Two girls in Pend Oreille County gave their father an early Father’s Day gift.
They took him hunting.
“A dad couldn’t ask for a better present,” said Chris Jones of Newport in late May. His 10-year-old daughter, Faith, had just bagged her first wild turkey and he was clearly ecstatic even through the filter of email.
This wasn’t a gift a child could buy and wrap in a day.
Faith and her sister, Ally, 8, had to devote eight weeks to a hunter education course. That meant reading and studying in addition to their regular school work and soccer practice. And they had to devote extra time to passing the field skills and shooting requirement, which they completed at the end of April.
Their regular bedtime is 8:30, but during that period they were staying up past 10. “I expected a meltdown anytime,” Chris recalled.
On the contrary, they passed the course and skills exams on April 23 and asked if they could go hunting the next day. They bought their tags on the way home from the field test.
Chris, an avid hunter, was flying high.
“My favorite part of the first hunt,” he said, “was watching young girls walk through the woods with their guns for the first time knowing that they had a real tag and license in their pocket, practicing perfect muzzle control, and doing everything they had been taught by Greg Koehn, their hunter ed instructor, over the past week.”
They tried several evening hunts with no luck before making the extra sacrifice to plan morning hunts.
Ally scored first, with a perfect 15-yard shot at a tom her dad called in to their blind.
“I couldn’t help but laugh when she whispered “Dad why are my hands shaking.”
Faith had to buck up to her younger sister’s early success at filling her tag and seeing her dad beam bright like the sun that rose above the hills a few minutes later.
As most hunters know, success doesn’t always come so easy.
Faith had to try many more times, scouting in the evenings with her dad and then getting up extra early as the days got longer to be hiking in the field before daylight only to have to cut the hunts short to go to school or soccer games.
“She is starting to figure out that there is more to hunting then harvesting,” he said after coming close to success, but not close enough.
“On May 25, she finally got her chance before school,” Chris said. “Four toms were talking. We didn’t have time to set up the blind and try to call so we decided on a stalk. I knew that I had to find her a rest (for the shotgun).
“We used the trees and brush to get in as close as we could. With me lying on my back, my hand on a tree with one finger sticking out for a rest for the barrel she lined up. There were four toms and three deer all within shooting range.”
Faith was on her own. Her dad was on his back. He was looking at her, but couldn’t see the turkeys.

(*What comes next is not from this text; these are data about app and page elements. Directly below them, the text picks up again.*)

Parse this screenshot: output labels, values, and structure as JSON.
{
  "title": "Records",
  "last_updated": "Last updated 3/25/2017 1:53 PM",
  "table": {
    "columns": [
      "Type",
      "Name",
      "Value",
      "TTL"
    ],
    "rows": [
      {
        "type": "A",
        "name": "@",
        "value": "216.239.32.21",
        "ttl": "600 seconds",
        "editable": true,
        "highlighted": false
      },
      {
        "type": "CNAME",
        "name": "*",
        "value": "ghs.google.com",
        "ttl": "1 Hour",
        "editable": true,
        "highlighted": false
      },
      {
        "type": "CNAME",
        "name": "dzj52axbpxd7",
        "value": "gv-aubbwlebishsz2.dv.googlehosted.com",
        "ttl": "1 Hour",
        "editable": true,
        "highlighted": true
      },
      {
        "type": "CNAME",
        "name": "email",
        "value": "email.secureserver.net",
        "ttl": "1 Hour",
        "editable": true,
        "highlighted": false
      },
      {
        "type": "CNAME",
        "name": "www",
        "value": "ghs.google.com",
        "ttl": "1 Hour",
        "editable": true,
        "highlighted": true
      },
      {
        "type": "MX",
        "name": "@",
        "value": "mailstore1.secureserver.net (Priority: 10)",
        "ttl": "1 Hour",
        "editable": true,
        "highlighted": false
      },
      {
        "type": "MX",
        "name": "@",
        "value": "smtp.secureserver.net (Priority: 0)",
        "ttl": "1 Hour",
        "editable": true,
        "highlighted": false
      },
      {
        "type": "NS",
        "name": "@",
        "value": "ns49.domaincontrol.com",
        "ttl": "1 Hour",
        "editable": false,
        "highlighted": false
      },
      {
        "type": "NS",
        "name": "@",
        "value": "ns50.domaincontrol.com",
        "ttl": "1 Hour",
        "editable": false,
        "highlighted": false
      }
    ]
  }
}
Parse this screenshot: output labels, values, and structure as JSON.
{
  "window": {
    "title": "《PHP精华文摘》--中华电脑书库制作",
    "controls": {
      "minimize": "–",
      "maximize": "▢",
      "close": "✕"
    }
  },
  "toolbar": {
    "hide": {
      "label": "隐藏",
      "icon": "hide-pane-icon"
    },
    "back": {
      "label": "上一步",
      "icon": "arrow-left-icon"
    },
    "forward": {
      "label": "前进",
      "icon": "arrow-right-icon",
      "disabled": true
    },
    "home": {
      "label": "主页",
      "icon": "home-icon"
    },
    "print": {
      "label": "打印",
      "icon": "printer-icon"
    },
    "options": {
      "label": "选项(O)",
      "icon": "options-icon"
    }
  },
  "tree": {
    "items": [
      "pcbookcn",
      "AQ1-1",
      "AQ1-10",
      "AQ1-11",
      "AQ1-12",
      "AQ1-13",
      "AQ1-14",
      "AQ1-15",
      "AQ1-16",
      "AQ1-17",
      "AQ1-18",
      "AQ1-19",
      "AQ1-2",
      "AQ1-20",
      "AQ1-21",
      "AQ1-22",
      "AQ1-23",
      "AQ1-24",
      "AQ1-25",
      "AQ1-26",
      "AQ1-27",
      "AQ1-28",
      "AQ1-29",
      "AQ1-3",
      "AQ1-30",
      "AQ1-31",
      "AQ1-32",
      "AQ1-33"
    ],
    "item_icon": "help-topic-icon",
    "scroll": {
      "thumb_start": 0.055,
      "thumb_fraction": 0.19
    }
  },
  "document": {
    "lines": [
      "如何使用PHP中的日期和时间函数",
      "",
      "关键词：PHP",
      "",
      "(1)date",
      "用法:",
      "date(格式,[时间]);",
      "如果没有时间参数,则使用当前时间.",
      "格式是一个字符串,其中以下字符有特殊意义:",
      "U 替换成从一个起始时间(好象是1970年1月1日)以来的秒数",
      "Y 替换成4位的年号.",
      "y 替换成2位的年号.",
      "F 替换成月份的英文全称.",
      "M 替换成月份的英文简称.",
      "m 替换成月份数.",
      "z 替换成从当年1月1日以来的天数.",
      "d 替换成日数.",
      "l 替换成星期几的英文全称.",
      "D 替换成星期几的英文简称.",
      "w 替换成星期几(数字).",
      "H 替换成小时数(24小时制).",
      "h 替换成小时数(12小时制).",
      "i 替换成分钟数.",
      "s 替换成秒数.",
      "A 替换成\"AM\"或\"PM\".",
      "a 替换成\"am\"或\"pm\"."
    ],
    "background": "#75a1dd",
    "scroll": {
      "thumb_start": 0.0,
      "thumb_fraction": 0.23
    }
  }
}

“I just kept telling her to line up her bead and aim for the head. She kept saying he’s behind a tree. The longer she waited the more she shook.
“I was trying not to giggle but how can you not?
“Finally the shotgun fired. The first thing out of her mouth was ‘Oh my gosh! I got him, Daddy.’ “
“I even got her to school with two minutes to spare.”
That gave Chris a chance to chill his emotions and reflect.
“There’s something wonderful about spending time in the woods with your kids,” he said.
It’s one way kids can celebrate Father’s Day any day of the year.